So what — when all is said and done — is the point politically of successfully seeing the upholding of the constitutional order and former president Jacob Zuma jailed?
Are there not nettles to be grasped and sides to be chosen (and by implication people to be upset) to now advance the country? Isn’t a less risk-averse view needed of the shadows under the bed?
The problem of course has been that Cyril Ramaphosa’s presidency, until the reform dial started to quiver recently, has been defined by what he is not — not Zuma, not Ace Magashule, not anarchy, not state capture — more than for what it is. The convenient misnomer that somehow the dark forces of state capture have been blocking reform has therefore festered.
Yet Ramaphosa gained a supermajority in the NEC on the step-aside rule two months ago and has now navigated a serious potential cliff-related incident this past week. Arm-twisting (or dislocation) on the issue of energy sector liberalisation was already achieved before this moment.

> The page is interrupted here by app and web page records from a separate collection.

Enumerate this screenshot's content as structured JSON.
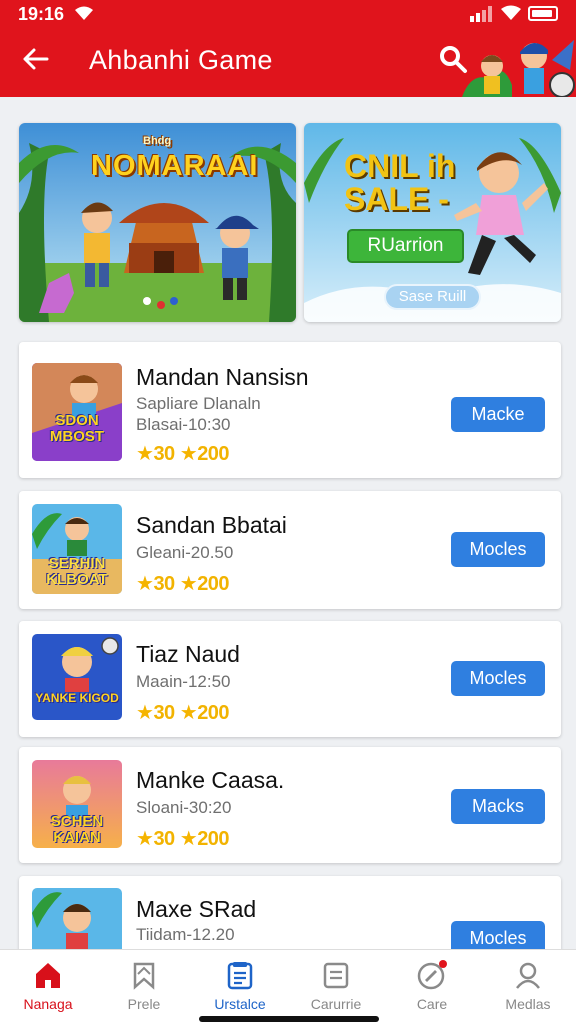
{
  "status_bar": {
    "time": "19:16"
  },
  "header": {
    "title": "Ahbanhi Game"
  },
  "banners": [
    {
      "small": "Bhdg",
      "heading": "NOMARAAI"
    },
    {
      "heading_line1": "CNIL ih",
      "heading_line2": "SALE -",
      "button": "RUarrion",
      "pill": "Sase Ruill"
    }
  ],
  "games": [
    {
      "name": "Mandan Nansisn",
      "sub1": "Sapliare Dlanaln",
      "sub2": "Blasai-10:30",
      "rating": "30",
      "reviews": "200",
      "button": "Macke",
      "thumb_text": "SDON MBOST"
    },
    {
      "name": "Sandan Bbatai",
      "sub1": "Gleani-20.50",
      "rating": "30",
      "reviews": "200",
      "button": "Mocles",
      "thumb_text": "SERHIN KLBOAT"
    },
    {
      "name": "Tiaz Naud",
      "sub1": "Maain-12:50",
      "rating": "30",
      "reviews": "200",
      "button": "Mocles",
      "thumb_text": "YANKE KIGOD"
    },
    {
      "name": "Manke Caasa.",
      "sub1": "Sloani-30:20",
      "rating": "30",
      "reviews": "200",
      "button": "Macks",
      "thumb_text": "SCHEN KAIAN"
    },
    {
      "name": "Maxe SRad",
      "sub1": "Tiidam-12.20",
      "button": "Mocles"
    }
  ],
  "nav": [
    {
      "label": "Nanaga",
      "icon": "home-icon"
    },
    {
      "label": "Prele",
      "icon": "bookmark-icon"
    },
    {
      "label": "Urstalce",
      "icon": "document-icon"
    },
    {
      "label": "Carurrie",
      "icon": "list-icon"
    },
    {
      "label": "Care",
      "icon": "compass-icon"
    },
    {
      "label": "Medlas",
      "icon": "profile-icon"
    }
  ],
  "colors": {
    "header": "#e0141c",
    "button": "#2f7fe0",
    "rating": "#f2b300",
    "nav_active": "#d8101a",
    "nav_selected": "#1e64c8"
  }
}
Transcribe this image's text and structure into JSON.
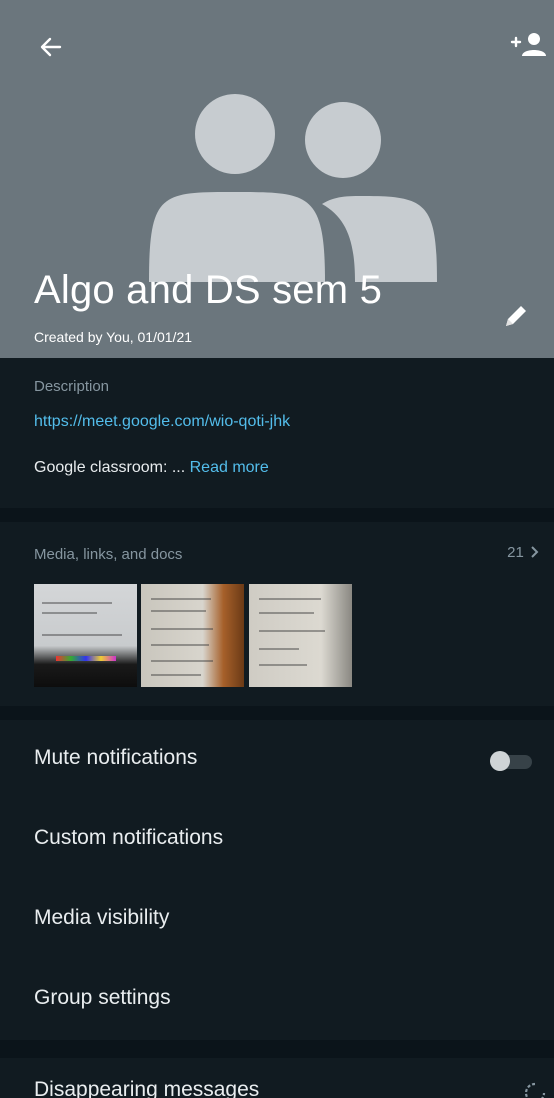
{
  "header": {
    "title": "Algo and DS sem 5",
    "created": "Created by You, 01/01/21",
    "back_icon": "arrow-left-icon",
    "add_icon": "person-add-icon",
    "edit_icon": "pencil-icon",
    "avatar_icon": "group-avatar-icon"
  },
  "description": {
    "label": "Description",
    "link": "https://meet.google.com/wio-qoti-jhk",
    "preview": "Google classroom: ... ",
    "read_more": "Read more"
  },
  "media": {
    "label": "Media, links, and docs",
    "count": "21",
    "chevron_icon": "chevron-right-icon"
  },
  "settings": {
    "mute": "Mute notifications",
    "mute_enabled": false,
    "custom": "Custom notifications",
    "visibility": "Media visibility",
    "group_settings": "Group settings"
  },
  "disappearing": {
    "label": "Disappearing messages",
    "icon": "timer-icon"
  },
  "colors": {
    "header_bg": "#6b767d",
    "panel_bg": "#111b21",
    "page_bg": "#0b141a",
    "link": "#53bdeb",
    "muted_text": "#8696a0"
  }
}
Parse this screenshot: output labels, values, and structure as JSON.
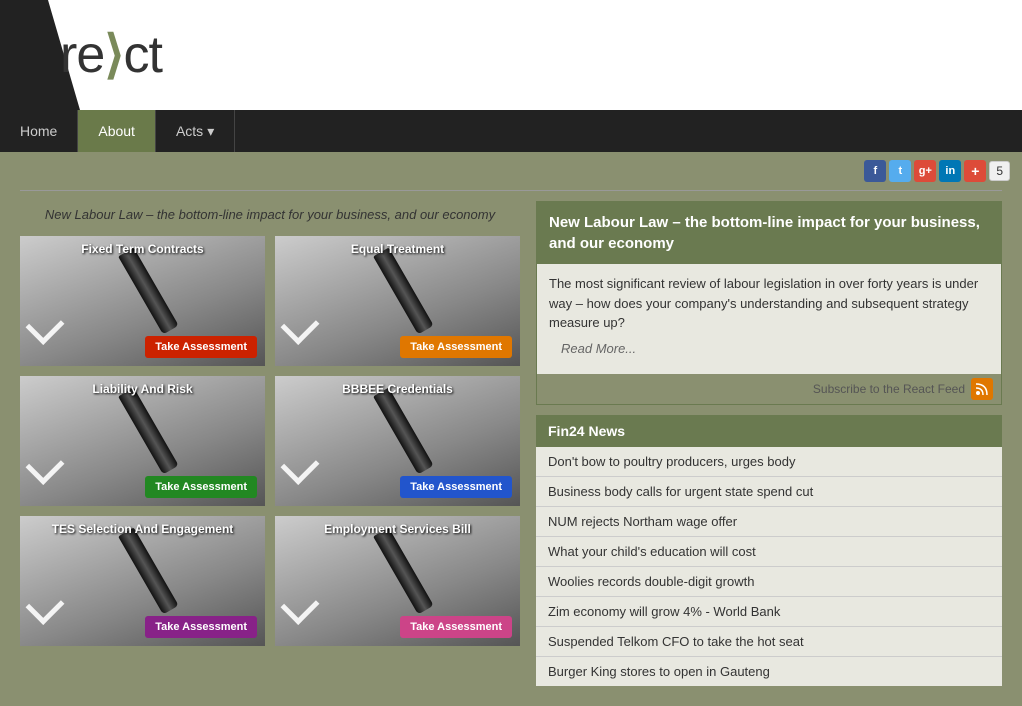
{
  "header": {
    "logo_re": "re",
    "logo_arrow": "⟨",
    "logo_ct": "ct",
    "logo_full": "re-Act"
  },
  "nav": {
    "items": [
      {
        "label": "Home",
        "active": false
      },
      {
        "label": "About",
        "active": true
      },
      {
        "label": "Acts",
        "active": false
      }
    ],
    "dropdown_icon": "▾"
  },
  "social": {
    "fb": "f",
    "tw": "t",
    "gp": "g+",
    "li": "in",
    "ho": "+",
    "count": "5"
  },
  "page_headline": "New Labour Law – the bottom-line impact for your business, and our economy",
  "assessments": [
    {
      "title": "Fixed Term Contracts",
      "btn_label": "Take Assessment",
      "btn_class": "btn-red"
    },
    {
      "title": "Equal Treatment",
      "btn_label": "Take Assessment",
      "btn_class": "btn-orange"
    },
    {
      "title": "Liability And Risk",
      "btn_label": "Take Assessment",
      "btn_class": "btn-green"
    },
    {
      "title": "BBBEE Credentials",
      "btn_label": "Take Assessment",
      "btn_class": "btn-blue"
    },
    {
      "title": "TES Selection And Engagement",
      "btn_label": "Take Assessment",
      "btn_class": "btn-purple"
    },
    {
      "title": "Employment Services Bill",
      "btn_label": "Take Assessment",
      "btn_class": "btn-pink"
    }
  ],
  "featured": {
    "title": "New Labour Law – the bottom-line impact for your business, and our economy",
    "body": "The most significant review of labour legislation in over forty years is under way – how does your company's understanding and subsequent strategy measure up?",
    "read_more": "Read More...",
    "subscribe_text": "Subscribe to the React Feed"
  },
  "fin24": {
    "header": "Fin24 News",
    "items": [
      "Don't bow to poultry producers, urges body",
      "Business body calls for urgent state spend cut",
      "NUM rejects Northam wage offer",
      "What your child's education will cost",
      "Woolies records double-digit growth",
      "Zim economy will grow 4% - World Bank",
      "Suspended Telkom CFO to take the hot seat",
      "Burger King stores to open in Gauteng"
    ]
  }
}
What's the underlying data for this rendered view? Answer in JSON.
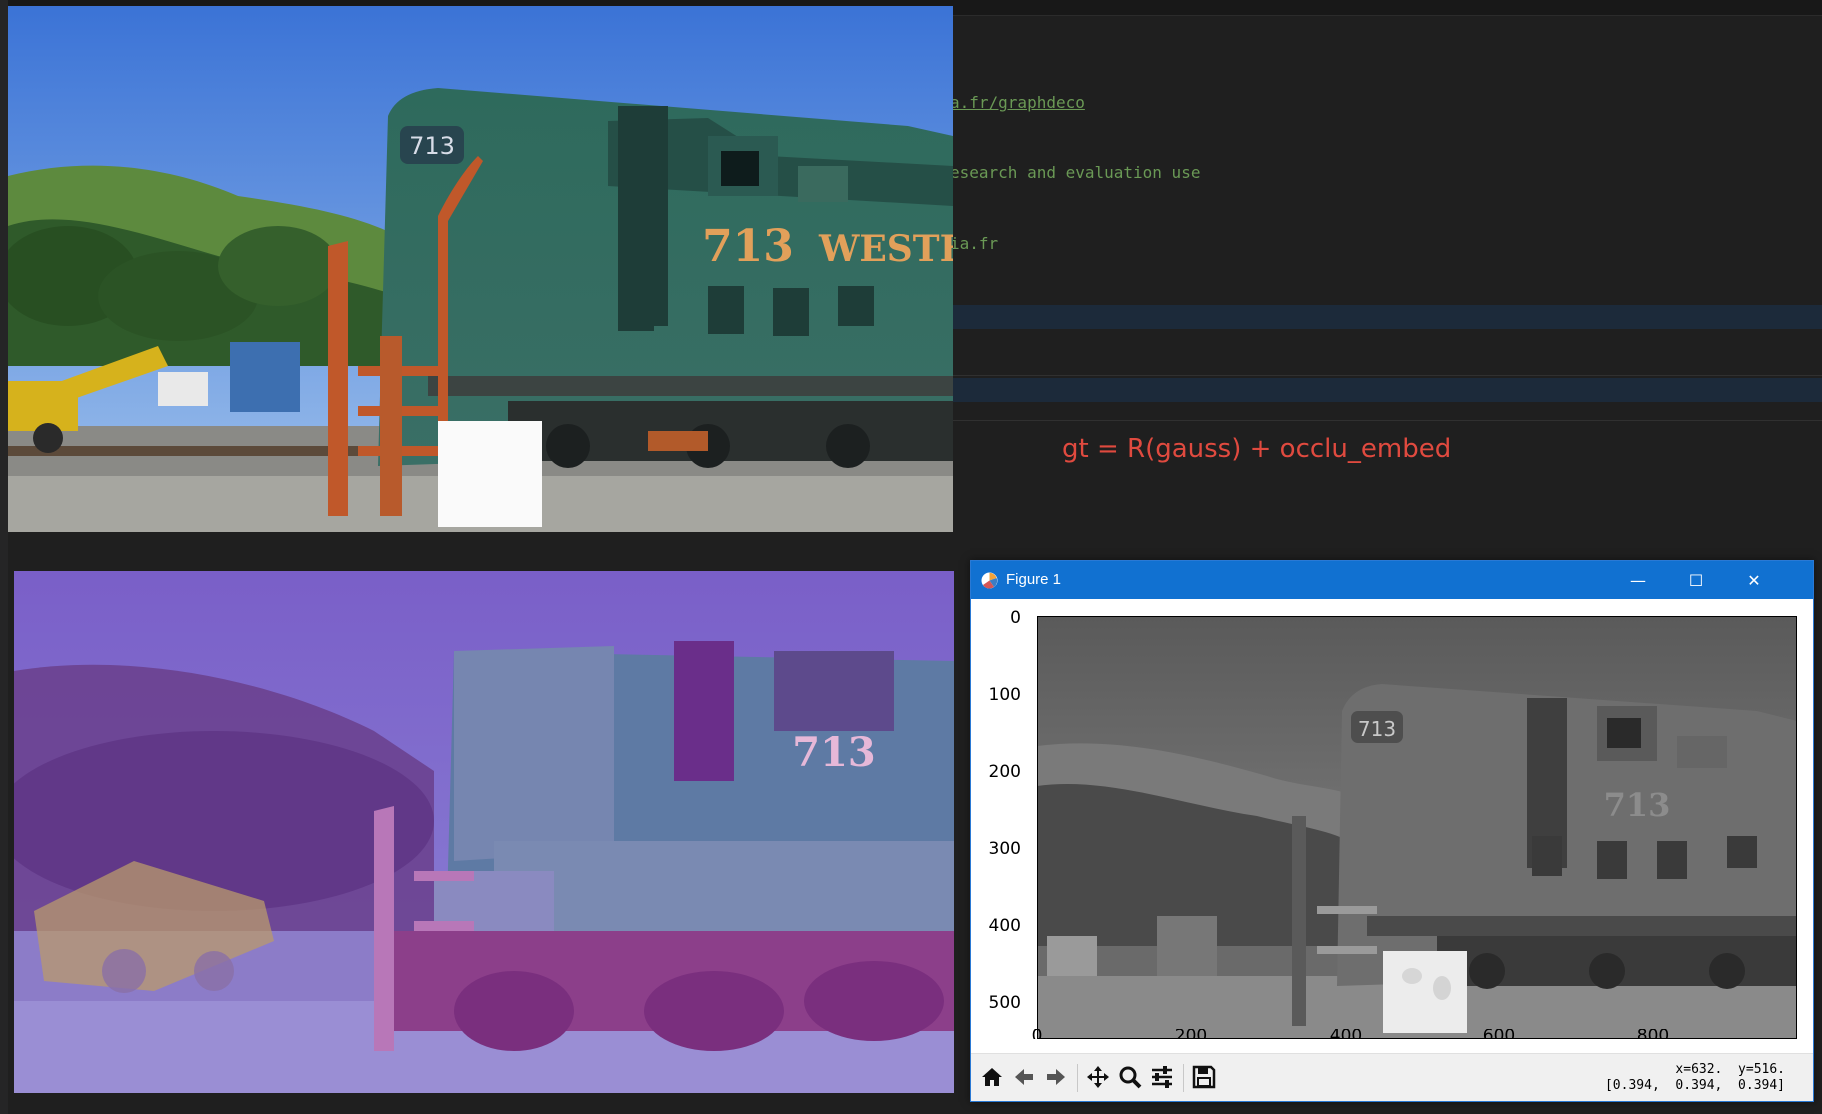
{
  "editor": {
    "lines": [
      "a.fr/graphdeco",
      "esearch and evaluation use",
      "ia.fr"
    ],
    "annotation": "gt = R(gauss) + occlu_embed"
  },
  "photos": {
    "top": {
      "train_number": "713",
      "lettering": "WESTE"
    },
    "bottom": {
      "train_number": "713"
    }
  },
  "figure": {
    "title": "Figure 1",
    "window_buttons": {
      "minimize": "—",
      "maximize": "☐",
      "close": "✕"
    },
    "yticks": [
      "0",
      "100",
      "200",
      "300",
      "400",
      "500"
    ],
    "xticks": [
      "0",
      "200",
      "400",
      "600",
      "800"
    ],
    "toolbar": {
      "tools": [
        "home-icon",
        "back-icon",
        "forward-icon",
        "pan-icon",
        "zoom-icon",
        "configure-icon",
        "save-icon"
      ]
    },
    "coords_line1": "x=632.  y=516.",
    "coords_line2": "[0.394,  0.394,  0.394]"
  },
  "colors": {
    "titlebar": "#1171d1",
    "annotation": "#e04a3f",
    "code_comment": "#6a9955"
  }
}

The truth was that Zuma was not there secretly scheming in Nkandla’s fire pool to block energy reform or spectrum auctions or a more modern and appropriate visa system, just as Magashule wasn’t either from the SG’s office.
The convenient excuses fall away now and the fruits of three years of “germination” must be seen. There is nothing left to be the anthesis of and only something to be for — an agenda, a vision of change.
Your political capital is not really higher, yet you have a renewed sense of goodwill at your back. While sentiment may not move somewhere more positive on Zuma in orange overalls, the removal of a yawning set of downside risks is not for naught.
Maybe it’s a time for grown-up conversations about hard truths.
That performative land reform through unnecessary Section 25 amendments can be allowed to die now that the EFF and ANC have reached an impasse in parliament. The death of the process — a two-thirds majority to amend it is beyond reach —is not a negative but a positive that reinforces property rights and investor sentiment and removes distraction from all the hard but obvious things the presidential advisory panel on land reform recommended.
Difficult conversations still need to be had on national health insurance (NHI). Everyone wants to see quality universal coverage, but what is currently proposed is not only wrong in that it won’t achieve its aims, it is also mad. Mad in the fallout risk it will create for private sector savings and quality and an open door to the kinds of corruption that found their way so easily into the head of the department of health during the Covid-19 crisis.
The most difficult conversation Ramaphosa needs to have with his cabinet colleagues is on fiscal policy.